_Work instruction_
Find the lines in the records that carry the word "Minimum". Copy each one.

'''

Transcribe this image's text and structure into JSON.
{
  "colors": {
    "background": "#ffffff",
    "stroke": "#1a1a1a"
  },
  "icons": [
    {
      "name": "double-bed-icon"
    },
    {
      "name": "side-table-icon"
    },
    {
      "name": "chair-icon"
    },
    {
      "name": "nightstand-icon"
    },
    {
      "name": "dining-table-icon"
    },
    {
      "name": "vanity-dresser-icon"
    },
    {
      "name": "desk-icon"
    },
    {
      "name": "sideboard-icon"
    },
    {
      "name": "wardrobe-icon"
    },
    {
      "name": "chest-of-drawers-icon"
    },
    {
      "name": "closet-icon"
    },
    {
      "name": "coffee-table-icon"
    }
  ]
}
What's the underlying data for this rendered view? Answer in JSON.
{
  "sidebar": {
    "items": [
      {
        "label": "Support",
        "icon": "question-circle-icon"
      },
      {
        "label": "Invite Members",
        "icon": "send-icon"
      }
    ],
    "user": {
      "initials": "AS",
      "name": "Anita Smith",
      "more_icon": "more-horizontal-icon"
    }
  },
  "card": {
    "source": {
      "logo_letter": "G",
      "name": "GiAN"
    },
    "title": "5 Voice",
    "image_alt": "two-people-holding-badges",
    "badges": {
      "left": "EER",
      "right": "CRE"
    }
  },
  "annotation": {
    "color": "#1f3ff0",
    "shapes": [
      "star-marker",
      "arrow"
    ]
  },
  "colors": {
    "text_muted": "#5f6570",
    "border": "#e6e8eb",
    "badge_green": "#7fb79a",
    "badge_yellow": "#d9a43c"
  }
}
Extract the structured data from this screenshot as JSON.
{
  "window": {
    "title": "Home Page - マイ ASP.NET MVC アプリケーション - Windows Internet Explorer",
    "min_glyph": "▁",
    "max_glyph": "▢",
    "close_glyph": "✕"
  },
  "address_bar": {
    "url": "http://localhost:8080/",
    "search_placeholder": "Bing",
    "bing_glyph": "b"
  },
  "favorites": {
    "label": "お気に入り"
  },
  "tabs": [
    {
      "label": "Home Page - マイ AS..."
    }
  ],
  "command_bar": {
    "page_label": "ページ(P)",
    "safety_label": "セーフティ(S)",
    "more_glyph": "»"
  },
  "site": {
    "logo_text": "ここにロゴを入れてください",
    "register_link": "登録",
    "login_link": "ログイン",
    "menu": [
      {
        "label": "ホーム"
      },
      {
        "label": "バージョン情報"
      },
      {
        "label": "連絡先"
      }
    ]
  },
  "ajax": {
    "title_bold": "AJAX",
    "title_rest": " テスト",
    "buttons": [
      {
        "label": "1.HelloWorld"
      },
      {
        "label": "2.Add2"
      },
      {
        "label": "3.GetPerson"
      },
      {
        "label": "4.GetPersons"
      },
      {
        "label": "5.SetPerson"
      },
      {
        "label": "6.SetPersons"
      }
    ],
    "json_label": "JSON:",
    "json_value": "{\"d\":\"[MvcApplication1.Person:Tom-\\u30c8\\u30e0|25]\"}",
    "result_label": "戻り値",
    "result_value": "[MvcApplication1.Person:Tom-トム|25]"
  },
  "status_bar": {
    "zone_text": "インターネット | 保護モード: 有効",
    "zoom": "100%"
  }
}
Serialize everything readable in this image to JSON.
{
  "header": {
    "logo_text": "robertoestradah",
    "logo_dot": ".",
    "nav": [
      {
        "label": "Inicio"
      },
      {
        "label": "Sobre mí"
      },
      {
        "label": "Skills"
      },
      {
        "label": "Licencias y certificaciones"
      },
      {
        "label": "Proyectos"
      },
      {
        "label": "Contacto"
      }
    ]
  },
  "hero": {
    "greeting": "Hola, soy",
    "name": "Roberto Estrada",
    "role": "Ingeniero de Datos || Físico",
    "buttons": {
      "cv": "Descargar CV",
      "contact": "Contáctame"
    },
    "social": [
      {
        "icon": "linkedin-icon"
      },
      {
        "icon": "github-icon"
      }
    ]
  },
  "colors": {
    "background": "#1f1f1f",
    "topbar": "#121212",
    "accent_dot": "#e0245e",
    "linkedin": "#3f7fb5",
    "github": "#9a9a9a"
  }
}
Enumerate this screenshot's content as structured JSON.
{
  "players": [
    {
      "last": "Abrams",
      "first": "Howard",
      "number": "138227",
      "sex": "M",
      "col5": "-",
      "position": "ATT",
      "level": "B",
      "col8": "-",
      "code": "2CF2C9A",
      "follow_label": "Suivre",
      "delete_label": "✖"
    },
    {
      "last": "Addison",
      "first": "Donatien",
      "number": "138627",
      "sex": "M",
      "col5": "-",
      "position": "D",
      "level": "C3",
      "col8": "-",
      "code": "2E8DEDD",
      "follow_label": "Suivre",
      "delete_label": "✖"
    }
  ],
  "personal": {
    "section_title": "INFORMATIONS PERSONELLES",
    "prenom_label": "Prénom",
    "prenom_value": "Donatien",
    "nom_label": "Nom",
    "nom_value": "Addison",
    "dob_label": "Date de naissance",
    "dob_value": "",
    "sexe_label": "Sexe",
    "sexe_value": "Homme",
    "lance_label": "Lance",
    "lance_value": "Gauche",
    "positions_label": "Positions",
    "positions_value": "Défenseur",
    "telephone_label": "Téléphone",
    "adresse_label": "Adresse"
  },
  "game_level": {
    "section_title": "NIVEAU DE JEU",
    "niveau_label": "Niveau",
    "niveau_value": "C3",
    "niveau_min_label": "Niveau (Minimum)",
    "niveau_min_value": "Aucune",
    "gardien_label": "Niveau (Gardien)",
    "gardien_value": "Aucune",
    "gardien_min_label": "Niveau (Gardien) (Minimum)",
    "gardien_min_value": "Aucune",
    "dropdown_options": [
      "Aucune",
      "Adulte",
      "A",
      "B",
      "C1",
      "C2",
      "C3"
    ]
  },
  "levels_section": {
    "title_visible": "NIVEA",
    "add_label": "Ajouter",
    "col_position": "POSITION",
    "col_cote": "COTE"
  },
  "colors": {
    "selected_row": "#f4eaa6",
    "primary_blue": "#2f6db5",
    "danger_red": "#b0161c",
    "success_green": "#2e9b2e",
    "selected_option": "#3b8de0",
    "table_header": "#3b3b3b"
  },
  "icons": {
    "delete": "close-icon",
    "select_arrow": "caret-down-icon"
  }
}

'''

_Task result_
    "niveau_min_label": "Niveau (Minimum)",
    "gardien_min_label": "Niveau (Gardien) (Minimum)",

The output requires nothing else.